**BRIEF**: Hunt through the lines below for the string "change" and copy each one that has it.

**RAW DATA**:

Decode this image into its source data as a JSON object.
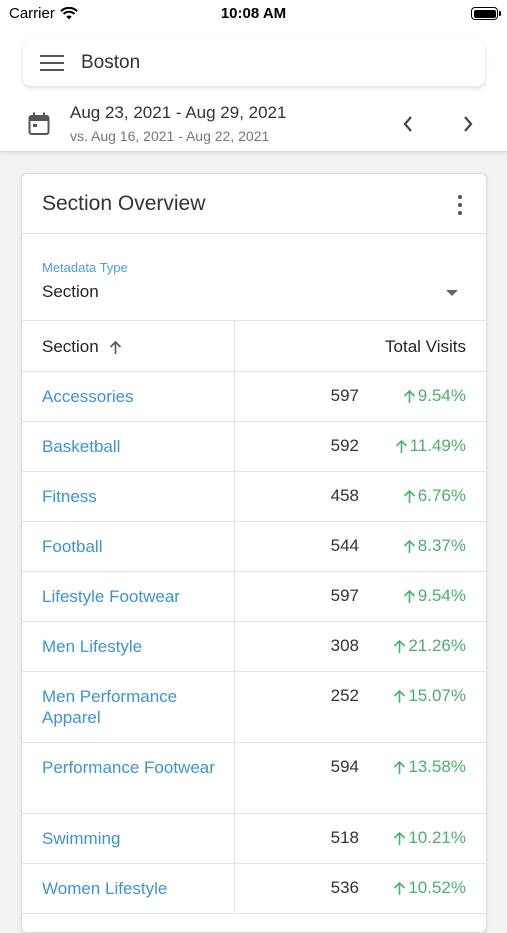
{
  "status_bar": {
    "carrier": "Carrier",
    "time": "10:08 AM"
  },
  "header": {
    "location": "Boston",
    "date_range": "Aug 23, 2021 - Aug 29, 2021",
    "compare_range": "vs. Aug 16, 2021 - Aug 22, 2021"
  },
  "card": {
    "title": "Section Overview",
    "metadata_label": "Metadata Type",
    "metadata_value": "Section"
  },
  "table": {
    "col_section": "Section",
    "col_visits": "Total Visits",
    "rows": [
      {
        "label": "Accessories",
        "count": "597",
        "change": "9.54%"
      },
      {
        "label": "Basketball",
        "count": "592",
        "change": "11.49%"
      },
      {
        "label": "Fitness",
        "count": "458",
        "change": "6.76%"
      },
      {
        "label": "Football",
        "count": "544",
        "change": "8.37%"
      },
      {
        "label": "Lifestyle Footwear",
        "count": "597",
        "change": "9.54%"
      },
      {
        "label": "Men Lifestyle",
        "count": "308",
        "change": "21.26%"
      },
      {
        "label": "Men Performance Apparel",
        "count": "252",
        "change": "15.07%"
      },
      {
        "label": "Performance Footwear",
        "count": "594",
        "change": "13.58%"
      },
      {
        "label": "Swimming",
        "count": "518",
        "change": "10.21%"
      },
      {
        "label": "Women Lifestyle",
        "count": "536",
        "change": "10.52%"
      }
    ]
  },
  "colors": {
    "link_blue": "#3d93d3",
    "label_blue": "#4aa0d6",
    "positive_green": "#4caf6e"
  }
}
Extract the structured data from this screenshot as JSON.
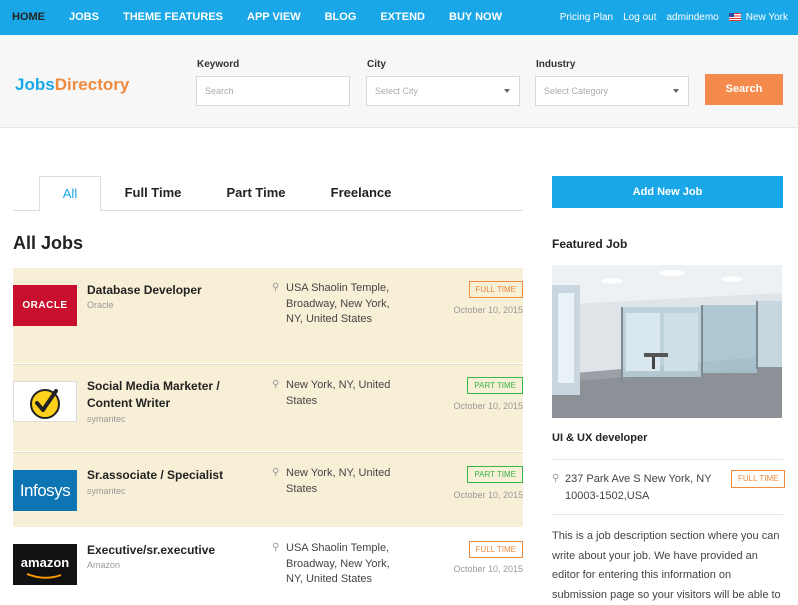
{
  "nav": {
    "items": [
      "HOME",
      "JOBS",
      "THEME FEATURES",
      "APP VIEW",
      "BLOG",
      "EXTEND",
      "BUY NOW"
    ],
    "right": {
      "pricing": "Pricing Plan",
      "logout": "Log out",
      "user": "admindemo",
      "location": "New York"
    }
  },
  "brand": {
    "part1": "Jobs",
    "part2": "Directory"
  },
  "search": {
    "keyword_label": "Keyword",
    "keyword_placeholder": "Search",
    "city_label": "City",
    "city_value": "Select City",
    "industry_label": "Industry",
    "industry_value": "Select Category",
    "button": "Search"
  },
  "tabs": [
    "All",
    "Full Time",
    "Part Time",
    "Freelance"
  ],
  "section_title": "All Jobs",
  "jobs": [
    {
      "title": "Database Developer",
      "company": "Oracle",
      "location": "USA Shaolin Temple, Broadway, New York, NY, United States",
      "type": "FULL TIME",
      "date": "October 10, 2015",
      "logo": "ORACLE"
    },
    {
      "title": "Social Media Marketer / Content Writer",
      "company": "symantec",
      "location": "New York, NY, United States",
      "type": "PART TIME",
      "date": "October 10, 2015",
      "logo": "symantec-check"
    },
    {
      "title": "Sr.associate / Specialist",
      "company": "symantec",
      "location": "New York, NY, United States",
      "type": "PART TIME",
      "date": "October 10, 2015",
      "logo": "Infosys"
    },
    {
      "title": "Executive/sr.executive",
      "company": "Amazon",
      "location": "USA Shaolin Temple, Broadway, New York, NY, United States",
      "type": "FULL TIME",
      "date": "October 10, 2015",
      "logo": "amazon"
    }
  ],
  "sidebar": {
    "add_button": "Add New Job",
    "featured_heading": "Featured Job",
    "featured_title": "UI & UX developer",
    "featured_address": "237 Park Ave S New York, NY 10003-1502,USA",
    "featured_type": "FULL TIME",
    "featured_desc": "This is a job description section where you can write about your job. We have provided an editor for entering this information on submission page so your visitors will be able to"
  },
  "colors": {
    "primary": "#1aa7e8",
    "accent": "#f48a4c",
    "highlight": "#f7efd6",
    "part_time": "#3ab54a"
  }
}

**EXERCISE RESPONSE**:
        "change": "9.54%"
        "change": "11.49%"
        "change": "6.76%"
        "change": "8.37%"
        "change": "9.54%"
        "change": "21.26%"
        "change": "15.07%"
        "change": "13.58%"
        "change": "10.21%"
        "change": "10.52%"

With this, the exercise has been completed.